_Activity_
Where a picture appears, skip it and copy everything else in the listing exactly.

_Material for this task_
----

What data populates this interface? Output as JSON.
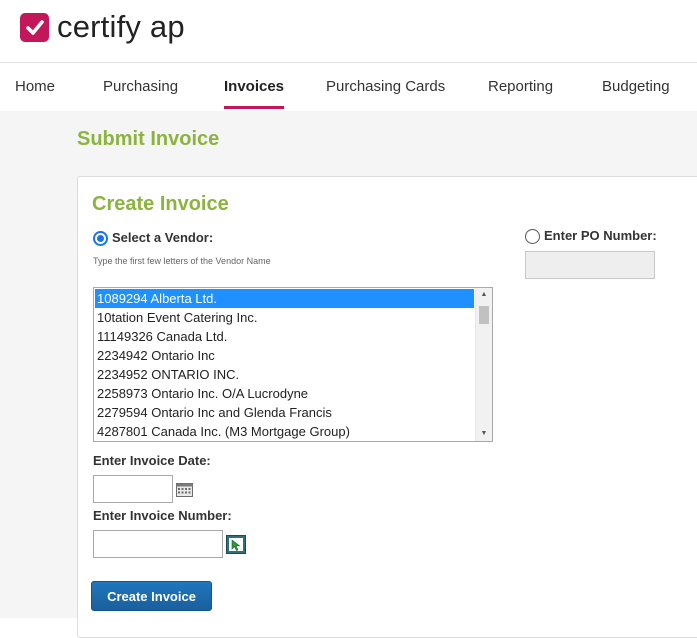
{
  "brand": {
    "logo_text": "certify ap",
    "accent_color": "#c2185b",
    "green_heading_color": "#8bb43e",
    "icon": "check-mark-icon"
  },
  "nav": {
    "items": [
      {
        "label": "Home",
        "active": false
      },
      {
        "label": "Purchasing",
        "active": false
      },
      {
        "label": "Invoices",
        "active": true
      },
      {
        "label": "Purchasing Cards",
        "active": false
      },
      {
        "label": "Reporting",
        "active": false
      },
      {
        "label": "Budgeting",
        "active": false
      }
    ]
  },
  "page": {
    "title": "Submit Invoice"
  },
  "form": {
    "title": "Create Invoice",
    "vendor_option": {
      "label": "Select a Vendor:",
      "selected": true,
      "hint": "Type the first few letters of the Vendor Name"
    },
    "po_option": {
      "label": "Enter PO Number:",
      "selected": false,
      "value": ""
    },
    "vendor_list": {
      "selected_index": 0,
      "items": [
        "1089294 Alberta Ltd.",
        "10tation Event Catering Inc.",
        "11149326 Canada Ltd.",
        "2234942 Ontario Inc",
        "2234952 ONTARIO INC.",
        "2258973 Ontario Inc. O/A Lucrodyne",
        "2279594 Ontario Inc and Glenda Francis",
        "4287801 Canada Inc. (M3 Mortgage Group)"
      ]
    },
    "invoice_date": {
      "label": "Enter Invoice Date:",
      "value": "",
      "icon": "calendar-icon"
    },
    "invoice_number": {
      "label": "Enter Invoice Number:",
      "value": "",
      "icon": "lookup-icon"
    },
    "submit_label": "Create Invoice"
  }
}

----

_Answer area_
What data populates this interface? Output as JSON.
{
  "brand": {
    "logo_text": "certify ap",
    "accent_color": "#c2185b",
    "green_heading_color": "#8bb43e",
    "icon": "check-mark-icon"
  },
  "nav": {
    "items": [
      {
        "label": "Home",
        "active": false
      },
      {
        "label": "Purchasing",
        "active": false
      },
      {
        "label": "Invoices",
        "active": true
      },
      {
        "label": "Purchasing Cards",
        "active": false
      },
      {
        "label": "Reporting",
        "active": false
      },
      {
        "label": "Budgeting",
        "active": false
      }
    ]
  },
  "page": {
    "title": "Submit Invoice"
  },
  "form": {
    "title": "Create Invoice",
    "vendor_option": {
      "label": "Select a Vendor:",
      "selected": true,
      "hint": "Type the first few letters of the Vendor Name"
    },
    "po_option": {
      "label": "Enter PO Number:",
      "selected": false,
      "value": ""
    },
    "vendor_list": {
      "selected_index": 0,
      "items": [
        "1089294 Alberta Ltd.",
        "10tation Event Catering Inc.",
        "11149326 Canada Ltd.",
        "2234942 Ontario Inc",
        "2234952 ONTARIO INC.",
        "2258973 Ontario Inc. O/A Lucrodyne",
        "2279594 Ontario Inc and Glenda Francis",
        "4287801 Canada Inc. (M3 Mortgage Group)"
      ]
    },
    "invoice_date": {
      "label": "Enter Invoice Date:",
      "value": "",
      "icon": "calendar-icon"
    },
    "invoice_number": {
      "label": "Enter Invoice Number:",
      "value": "",
      "icon": "lookup-icon"
    },
    "submit_label": "Create Invoice"
  }
}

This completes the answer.